In its guidance agenda for the remainder of the year, CBER lists a draft guidance for sponsors on working with the FDA to design complex and innovative trials for drug and biologic products.
The list also includes plans for draft guidances on the study of human gene therapies for hemophilia, retinal disorders and rare diseases.
The guidance agenda does not guarantee that CBER will address all topics on the list and does not preclude the center from developing guidance documents on subjects not on the list.
Read the CBER guidance agenda here: https://bit.ly/2JfcrVp.
The FDA is turning to the public to help decide whether it should continue its languishing program to share trial data on approved drugs.
Launched in 2018, the agency’s plan was to enroll nine drug sponsors in a pilot program to test the feasibility of releasing sponsor-generated summaries of trial methods and results. In March 2018 the pilot produced a single data summary report and has shown no activity since then (CenterWatch, January 21, 2019).
In a Federal Register notice last week, the FDA invited drug companies and other interested parties to weigh in on the future of the pilot program. The agency said it wants to hear from drug companies about their concerns and suggestions for improving the program enough to attract more participants.
At the same time, it asks for comments on whether to scrap the pilot and focus on a new review template for drug sponsors. The template proposed would summarize expert views on a drug’s safety and efficacy instead of having reviewers comment individually.
Comments are due by Aug. 26.
Read the notice here: https://bit.ly/2ZORsiT.
AbbVie sent shockwaves through the drug industry last week, announcing that it had reached a deal to acquire fellow drug giant Allergan for approximately $63 billion.
The deal will bring Allergan and its blockbuster Botox under AbbVie’s roof, giving AbbVie some security as the exclusivity for rheumatoid arthritis blockbuster Humira nears its 2023 expiration. Humira earned global sales of almost $20 billion in 2018, while Botox earned $3.6 billion.
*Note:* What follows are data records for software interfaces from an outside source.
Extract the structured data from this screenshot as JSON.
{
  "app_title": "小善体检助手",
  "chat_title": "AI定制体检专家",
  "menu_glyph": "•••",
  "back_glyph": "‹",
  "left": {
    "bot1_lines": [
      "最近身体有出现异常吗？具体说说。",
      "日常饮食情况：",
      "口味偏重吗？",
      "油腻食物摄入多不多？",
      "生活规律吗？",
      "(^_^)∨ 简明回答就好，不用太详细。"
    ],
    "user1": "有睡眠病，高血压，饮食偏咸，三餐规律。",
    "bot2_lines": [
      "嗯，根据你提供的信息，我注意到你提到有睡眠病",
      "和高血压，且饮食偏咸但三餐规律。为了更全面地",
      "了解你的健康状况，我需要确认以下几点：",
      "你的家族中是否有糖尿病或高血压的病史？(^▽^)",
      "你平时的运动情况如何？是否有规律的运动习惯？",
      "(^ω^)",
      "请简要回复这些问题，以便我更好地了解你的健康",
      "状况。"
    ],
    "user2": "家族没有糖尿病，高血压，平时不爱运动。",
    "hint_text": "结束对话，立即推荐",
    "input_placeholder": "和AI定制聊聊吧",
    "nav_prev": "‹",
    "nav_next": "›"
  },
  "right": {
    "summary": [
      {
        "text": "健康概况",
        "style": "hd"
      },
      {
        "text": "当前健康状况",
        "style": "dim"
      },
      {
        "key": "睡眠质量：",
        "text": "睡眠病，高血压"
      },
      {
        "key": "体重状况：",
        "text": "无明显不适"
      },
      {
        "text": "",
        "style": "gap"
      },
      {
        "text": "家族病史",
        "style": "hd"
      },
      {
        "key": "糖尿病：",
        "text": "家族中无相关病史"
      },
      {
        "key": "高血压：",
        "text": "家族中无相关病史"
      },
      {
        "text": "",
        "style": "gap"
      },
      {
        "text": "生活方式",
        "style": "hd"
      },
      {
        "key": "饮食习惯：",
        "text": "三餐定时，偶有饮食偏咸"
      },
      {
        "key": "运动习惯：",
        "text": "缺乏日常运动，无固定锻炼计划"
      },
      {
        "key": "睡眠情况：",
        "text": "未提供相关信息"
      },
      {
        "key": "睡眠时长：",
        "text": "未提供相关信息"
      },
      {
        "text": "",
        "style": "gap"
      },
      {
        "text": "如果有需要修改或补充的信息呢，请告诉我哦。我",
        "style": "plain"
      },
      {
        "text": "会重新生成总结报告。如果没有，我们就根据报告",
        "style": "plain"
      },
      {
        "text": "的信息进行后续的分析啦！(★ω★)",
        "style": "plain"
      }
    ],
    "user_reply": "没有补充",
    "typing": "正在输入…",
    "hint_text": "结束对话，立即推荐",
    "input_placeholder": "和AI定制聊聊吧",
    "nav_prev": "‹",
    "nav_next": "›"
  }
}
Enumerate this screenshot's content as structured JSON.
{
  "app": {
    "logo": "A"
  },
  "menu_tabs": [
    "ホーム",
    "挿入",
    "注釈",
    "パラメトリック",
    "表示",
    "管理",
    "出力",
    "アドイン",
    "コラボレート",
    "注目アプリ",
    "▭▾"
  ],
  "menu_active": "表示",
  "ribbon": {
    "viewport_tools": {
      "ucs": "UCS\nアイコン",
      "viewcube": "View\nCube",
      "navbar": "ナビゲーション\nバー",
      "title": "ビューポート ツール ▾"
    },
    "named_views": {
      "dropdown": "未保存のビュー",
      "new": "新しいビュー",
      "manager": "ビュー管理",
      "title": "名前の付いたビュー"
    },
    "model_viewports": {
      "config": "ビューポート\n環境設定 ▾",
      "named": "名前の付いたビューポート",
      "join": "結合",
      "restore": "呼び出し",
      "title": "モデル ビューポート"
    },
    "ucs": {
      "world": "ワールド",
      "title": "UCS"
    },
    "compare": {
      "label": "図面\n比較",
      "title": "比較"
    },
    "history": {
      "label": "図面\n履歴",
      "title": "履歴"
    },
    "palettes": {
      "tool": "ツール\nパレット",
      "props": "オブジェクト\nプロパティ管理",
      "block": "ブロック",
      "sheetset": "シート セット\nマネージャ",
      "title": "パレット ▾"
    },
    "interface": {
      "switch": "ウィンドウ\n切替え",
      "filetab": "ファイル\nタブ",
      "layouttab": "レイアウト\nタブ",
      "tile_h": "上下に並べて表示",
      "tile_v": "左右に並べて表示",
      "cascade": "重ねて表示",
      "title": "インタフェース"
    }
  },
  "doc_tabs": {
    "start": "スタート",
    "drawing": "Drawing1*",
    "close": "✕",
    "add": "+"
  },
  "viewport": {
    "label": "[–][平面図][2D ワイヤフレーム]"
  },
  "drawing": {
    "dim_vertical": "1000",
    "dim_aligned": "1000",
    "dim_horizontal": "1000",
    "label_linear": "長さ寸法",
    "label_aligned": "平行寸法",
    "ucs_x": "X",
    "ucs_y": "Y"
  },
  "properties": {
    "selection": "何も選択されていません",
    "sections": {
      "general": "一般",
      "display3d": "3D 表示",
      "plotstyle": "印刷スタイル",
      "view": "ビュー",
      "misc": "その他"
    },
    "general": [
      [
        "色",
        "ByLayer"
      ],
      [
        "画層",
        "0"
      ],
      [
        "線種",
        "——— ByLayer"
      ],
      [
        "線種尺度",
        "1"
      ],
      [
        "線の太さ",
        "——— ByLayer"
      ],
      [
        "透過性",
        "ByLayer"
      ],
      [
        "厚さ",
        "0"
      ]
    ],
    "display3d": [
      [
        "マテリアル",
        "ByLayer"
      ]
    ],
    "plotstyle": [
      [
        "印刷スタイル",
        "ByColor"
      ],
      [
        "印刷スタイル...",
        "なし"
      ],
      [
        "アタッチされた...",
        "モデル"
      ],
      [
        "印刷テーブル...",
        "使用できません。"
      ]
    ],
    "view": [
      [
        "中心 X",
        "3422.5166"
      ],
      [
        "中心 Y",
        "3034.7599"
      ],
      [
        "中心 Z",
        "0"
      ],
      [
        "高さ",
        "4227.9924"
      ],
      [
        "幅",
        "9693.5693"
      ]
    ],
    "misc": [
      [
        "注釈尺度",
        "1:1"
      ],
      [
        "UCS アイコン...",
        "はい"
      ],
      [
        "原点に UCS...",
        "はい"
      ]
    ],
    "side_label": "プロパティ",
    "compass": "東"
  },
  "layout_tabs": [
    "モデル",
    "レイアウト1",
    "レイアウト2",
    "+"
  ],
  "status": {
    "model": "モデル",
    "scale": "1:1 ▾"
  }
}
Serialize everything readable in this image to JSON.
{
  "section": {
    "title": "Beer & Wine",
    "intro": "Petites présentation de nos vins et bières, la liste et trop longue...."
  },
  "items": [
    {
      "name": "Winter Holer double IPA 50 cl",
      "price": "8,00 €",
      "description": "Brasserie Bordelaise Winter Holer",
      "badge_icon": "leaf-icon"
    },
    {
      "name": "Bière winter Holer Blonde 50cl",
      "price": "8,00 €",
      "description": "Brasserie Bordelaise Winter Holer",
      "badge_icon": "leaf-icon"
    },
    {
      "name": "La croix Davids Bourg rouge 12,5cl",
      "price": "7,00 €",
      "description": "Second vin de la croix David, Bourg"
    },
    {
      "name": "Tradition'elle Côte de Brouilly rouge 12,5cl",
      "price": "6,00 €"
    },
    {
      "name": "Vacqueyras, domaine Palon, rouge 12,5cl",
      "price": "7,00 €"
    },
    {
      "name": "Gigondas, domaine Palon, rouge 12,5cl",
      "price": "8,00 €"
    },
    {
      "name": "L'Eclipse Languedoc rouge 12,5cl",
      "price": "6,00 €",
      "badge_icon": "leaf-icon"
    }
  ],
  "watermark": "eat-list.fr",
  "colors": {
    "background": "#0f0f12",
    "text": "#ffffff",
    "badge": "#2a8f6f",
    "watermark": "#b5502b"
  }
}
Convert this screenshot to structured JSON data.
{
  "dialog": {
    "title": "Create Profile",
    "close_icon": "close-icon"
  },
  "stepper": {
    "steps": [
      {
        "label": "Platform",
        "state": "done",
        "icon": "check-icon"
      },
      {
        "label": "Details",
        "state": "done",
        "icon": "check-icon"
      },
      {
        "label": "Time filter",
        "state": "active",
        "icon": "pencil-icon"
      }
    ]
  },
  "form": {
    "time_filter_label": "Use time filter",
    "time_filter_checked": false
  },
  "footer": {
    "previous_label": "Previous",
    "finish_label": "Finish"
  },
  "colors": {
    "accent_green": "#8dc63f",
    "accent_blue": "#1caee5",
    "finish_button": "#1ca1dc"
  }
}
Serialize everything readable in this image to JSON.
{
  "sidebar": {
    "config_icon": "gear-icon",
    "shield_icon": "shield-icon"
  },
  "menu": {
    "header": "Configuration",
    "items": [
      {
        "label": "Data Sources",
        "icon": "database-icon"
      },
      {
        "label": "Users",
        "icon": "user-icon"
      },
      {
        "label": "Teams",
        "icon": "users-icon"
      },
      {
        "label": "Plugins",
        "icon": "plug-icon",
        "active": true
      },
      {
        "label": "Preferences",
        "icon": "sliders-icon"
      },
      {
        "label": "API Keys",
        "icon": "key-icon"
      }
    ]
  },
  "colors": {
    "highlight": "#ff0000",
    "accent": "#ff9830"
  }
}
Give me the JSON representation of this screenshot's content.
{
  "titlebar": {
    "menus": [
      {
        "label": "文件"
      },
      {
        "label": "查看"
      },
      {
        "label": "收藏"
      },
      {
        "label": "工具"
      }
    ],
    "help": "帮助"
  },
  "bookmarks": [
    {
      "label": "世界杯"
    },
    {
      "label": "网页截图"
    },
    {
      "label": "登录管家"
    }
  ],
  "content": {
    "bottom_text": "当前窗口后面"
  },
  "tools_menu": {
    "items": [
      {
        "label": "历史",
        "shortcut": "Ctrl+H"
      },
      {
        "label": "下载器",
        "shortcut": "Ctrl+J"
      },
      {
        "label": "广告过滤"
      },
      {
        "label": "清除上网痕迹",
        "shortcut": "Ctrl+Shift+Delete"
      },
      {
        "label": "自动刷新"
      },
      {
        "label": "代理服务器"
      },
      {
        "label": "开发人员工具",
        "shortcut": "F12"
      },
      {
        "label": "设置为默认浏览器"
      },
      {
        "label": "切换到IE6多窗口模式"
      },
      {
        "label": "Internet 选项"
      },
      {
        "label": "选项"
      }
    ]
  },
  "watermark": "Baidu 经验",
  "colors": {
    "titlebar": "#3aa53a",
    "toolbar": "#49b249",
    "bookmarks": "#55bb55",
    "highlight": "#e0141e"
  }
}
The deal is subject to federal review, but it’s roughly half of what was on offer three years ago, when Pfizer walked away from a proposed $160 billion takeover of Allergan.
Allergan President and CEO Brett Saunders will join AbbVie’s board under the terms of the transaction.